* [Action item]: When scanning the data, count every line with "Szablony" in it, and report only the resulting number.

|---|

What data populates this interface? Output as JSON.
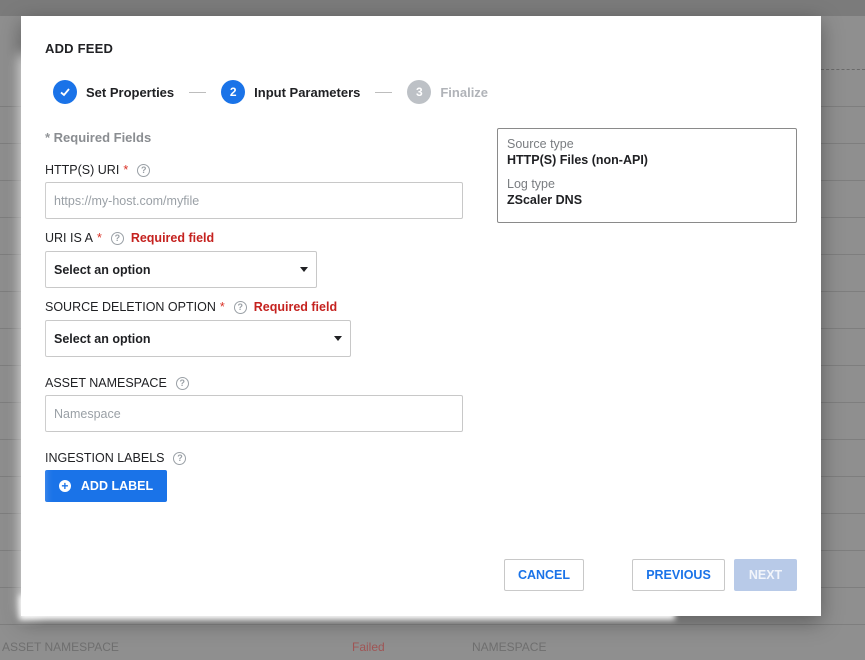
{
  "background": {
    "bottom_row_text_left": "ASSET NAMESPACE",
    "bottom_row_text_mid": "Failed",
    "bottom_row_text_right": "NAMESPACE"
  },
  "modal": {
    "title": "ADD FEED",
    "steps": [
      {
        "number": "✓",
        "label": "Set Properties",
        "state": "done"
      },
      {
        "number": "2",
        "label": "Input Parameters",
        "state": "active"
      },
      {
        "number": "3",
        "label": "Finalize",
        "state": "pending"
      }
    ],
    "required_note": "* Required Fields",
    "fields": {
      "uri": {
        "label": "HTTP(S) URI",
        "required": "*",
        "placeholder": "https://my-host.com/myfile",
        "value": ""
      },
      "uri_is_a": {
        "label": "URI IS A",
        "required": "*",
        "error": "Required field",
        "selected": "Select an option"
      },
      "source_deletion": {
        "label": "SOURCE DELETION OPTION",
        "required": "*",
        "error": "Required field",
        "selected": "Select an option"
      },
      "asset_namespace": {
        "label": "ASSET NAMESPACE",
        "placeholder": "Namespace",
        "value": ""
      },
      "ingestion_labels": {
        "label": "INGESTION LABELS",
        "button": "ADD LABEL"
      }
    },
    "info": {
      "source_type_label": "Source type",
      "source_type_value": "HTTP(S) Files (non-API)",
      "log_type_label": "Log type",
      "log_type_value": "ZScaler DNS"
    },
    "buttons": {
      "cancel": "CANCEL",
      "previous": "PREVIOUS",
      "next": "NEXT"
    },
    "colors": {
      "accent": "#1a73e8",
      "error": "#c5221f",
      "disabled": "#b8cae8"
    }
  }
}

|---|

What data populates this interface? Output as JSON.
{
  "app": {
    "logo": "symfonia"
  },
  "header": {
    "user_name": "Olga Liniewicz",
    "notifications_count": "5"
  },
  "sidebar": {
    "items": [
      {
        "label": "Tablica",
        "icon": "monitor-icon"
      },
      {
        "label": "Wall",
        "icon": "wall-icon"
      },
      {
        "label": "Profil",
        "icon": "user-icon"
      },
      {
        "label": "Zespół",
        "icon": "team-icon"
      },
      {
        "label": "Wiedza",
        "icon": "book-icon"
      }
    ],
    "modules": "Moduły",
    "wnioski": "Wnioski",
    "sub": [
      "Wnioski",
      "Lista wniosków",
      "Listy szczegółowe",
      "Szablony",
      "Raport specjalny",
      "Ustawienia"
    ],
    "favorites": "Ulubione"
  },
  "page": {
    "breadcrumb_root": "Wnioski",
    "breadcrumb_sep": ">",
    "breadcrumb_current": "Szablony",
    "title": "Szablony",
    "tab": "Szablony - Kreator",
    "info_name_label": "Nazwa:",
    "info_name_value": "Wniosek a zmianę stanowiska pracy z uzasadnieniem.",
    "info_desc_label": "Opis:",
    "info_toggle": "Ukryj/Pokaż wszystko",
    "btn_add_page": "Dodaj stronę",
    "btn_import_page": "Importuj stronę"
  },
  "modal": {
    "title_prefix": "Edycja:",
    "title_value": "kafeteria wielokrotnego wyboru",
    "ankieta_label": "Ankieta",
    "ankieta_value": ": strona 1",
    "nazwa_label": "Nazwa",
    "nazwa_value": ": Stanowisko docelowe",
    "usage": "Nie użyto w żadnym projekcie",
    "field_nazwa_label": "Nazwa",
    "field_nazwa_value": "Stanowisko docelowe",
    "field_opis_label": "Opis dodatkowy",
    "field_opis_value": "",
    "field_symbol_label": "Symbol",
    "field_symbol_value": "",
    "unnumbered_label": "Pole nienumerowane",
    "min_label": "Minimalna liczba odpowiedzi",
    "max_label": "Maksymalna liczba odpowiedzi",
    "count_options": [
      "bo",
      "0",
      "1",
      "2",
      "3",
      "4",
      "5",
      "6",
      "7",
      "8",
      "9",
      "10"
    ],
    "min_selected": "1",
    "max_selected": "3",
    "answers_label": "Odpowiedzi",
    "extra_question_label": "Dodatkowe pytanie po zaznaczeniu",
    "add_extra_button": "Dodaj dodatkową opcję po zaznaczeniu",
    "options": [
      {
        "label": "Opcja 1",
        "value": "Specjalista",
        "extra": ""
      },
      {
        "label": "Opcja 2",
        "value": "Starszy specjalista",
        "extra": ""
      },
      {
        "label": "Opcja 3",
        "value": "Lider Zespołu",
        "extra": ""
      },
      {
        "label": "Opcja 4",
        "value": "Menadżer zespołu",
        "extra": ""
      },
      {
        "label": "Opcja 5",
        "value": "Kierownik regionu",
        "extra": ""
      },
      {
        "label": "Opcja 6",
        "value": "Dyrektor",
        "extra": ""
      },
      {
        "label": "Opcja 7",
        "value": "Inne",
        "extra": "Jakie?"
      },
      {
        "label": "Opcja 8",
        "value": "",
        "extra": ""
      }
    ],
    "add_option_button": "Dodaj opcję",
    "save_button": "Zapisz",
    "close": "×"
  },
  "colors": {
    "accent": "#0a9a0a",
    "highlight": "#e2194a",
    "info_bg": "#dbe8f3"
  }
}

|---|

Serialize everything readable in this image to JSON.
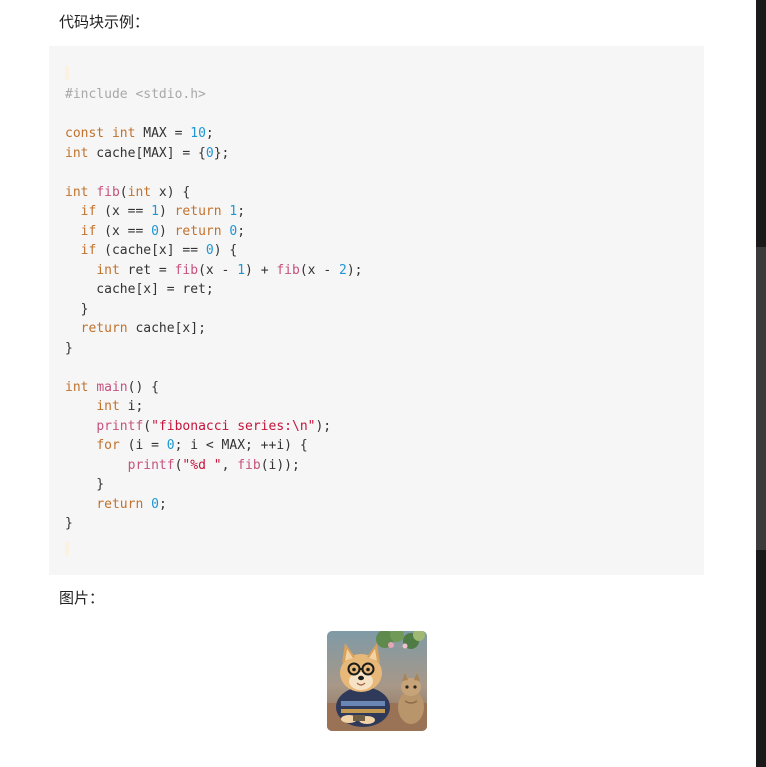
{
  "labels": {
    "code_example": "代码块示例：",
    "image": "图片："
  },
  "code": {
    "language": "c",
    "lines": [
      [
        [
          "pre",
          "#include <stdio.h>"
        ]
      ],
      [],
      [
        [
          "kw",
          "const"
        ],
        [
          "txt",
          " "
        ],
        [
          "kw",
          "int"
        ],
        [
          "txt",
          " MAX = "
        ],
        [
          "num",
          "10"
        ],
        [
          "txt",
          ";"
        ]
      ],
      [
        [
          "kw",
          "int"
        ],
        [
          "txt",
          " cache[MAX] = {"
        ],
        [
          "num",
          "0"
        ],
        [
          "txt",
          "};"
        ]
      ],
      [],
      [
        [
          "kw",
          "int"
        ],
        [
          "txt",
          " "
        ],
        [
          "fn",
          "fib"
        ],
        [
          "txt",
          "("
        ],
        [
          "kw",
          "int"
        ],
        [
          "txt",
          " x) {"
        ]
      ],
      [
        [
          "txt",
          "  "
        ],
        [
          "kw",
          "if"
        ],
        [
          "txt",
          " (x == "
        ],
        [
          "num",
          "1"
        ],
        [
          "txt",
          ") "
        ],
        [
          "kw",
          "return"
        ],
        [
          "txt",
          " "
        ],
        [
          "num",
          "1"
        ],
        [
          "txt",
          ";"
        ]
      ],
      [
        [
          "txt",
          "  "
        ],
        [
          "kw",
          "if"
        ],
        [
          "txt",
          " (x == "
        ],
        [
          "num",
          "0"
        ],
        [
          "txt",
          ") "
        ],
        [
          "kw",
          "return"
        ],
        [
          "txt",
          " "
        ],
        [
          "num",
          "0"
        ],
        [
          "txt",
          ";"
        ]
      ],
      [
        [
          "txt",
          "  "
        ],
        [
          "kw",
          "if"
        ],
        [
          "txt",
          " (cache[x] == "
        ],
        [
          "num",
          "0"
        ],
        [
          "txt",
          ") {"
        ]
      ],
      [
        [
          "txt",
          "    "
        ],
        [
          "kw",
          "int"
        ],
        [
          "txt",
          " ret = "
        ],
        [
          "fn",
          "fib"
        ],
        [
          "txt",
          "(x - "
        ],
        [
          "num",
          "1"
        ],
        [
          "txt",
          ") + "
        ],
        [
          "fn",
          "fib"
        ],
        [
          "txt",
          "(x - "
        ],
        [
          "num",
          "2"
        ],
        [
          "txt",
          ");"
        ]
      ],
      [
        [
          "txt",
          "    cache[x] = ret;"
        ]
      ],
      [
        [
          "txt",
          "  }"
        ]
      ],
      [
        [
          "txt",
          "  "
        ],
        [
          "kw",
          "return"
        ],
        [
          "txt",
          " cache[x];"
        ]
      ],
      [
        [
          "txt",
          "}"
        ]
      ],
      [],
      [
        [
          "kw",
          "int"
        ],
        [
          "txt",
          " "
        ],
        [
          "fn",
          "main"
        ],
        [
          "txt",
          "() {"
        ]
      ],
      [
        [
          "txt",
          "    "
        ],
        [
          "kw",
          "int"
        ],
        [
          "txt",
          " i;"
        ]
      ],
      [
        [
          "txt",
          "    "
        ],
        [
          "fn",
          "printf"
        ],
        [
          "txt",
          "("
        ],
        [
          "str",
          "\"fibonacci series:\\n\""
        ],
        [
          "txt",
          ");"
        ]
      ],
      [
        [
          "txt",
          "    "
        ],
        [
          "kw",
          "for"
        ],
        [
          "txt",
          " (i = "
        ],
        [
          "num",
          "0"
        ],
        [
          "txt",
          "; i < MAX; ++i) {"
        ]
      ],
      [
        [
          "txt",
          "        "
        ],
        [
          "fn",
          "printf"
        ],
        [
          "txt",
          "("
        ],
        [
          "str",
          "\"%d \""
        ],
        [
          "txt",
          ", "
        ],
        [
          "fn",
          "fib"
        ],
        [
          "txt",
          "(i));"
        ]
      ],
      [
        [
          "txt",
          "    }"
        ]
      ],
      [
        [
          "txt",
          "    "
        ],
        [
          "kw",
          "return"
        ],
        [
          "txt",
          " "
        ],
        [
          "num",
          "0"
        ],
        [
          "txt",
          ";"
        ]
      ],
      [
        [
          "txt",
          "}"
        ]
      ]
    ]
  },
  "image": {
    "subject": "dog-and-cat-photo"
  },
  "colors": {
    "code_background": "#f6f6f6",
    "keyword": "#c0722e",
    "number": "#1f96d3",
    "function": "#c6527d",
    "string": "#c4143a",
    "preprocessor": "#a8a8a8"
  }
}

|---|

* [Solution]: 4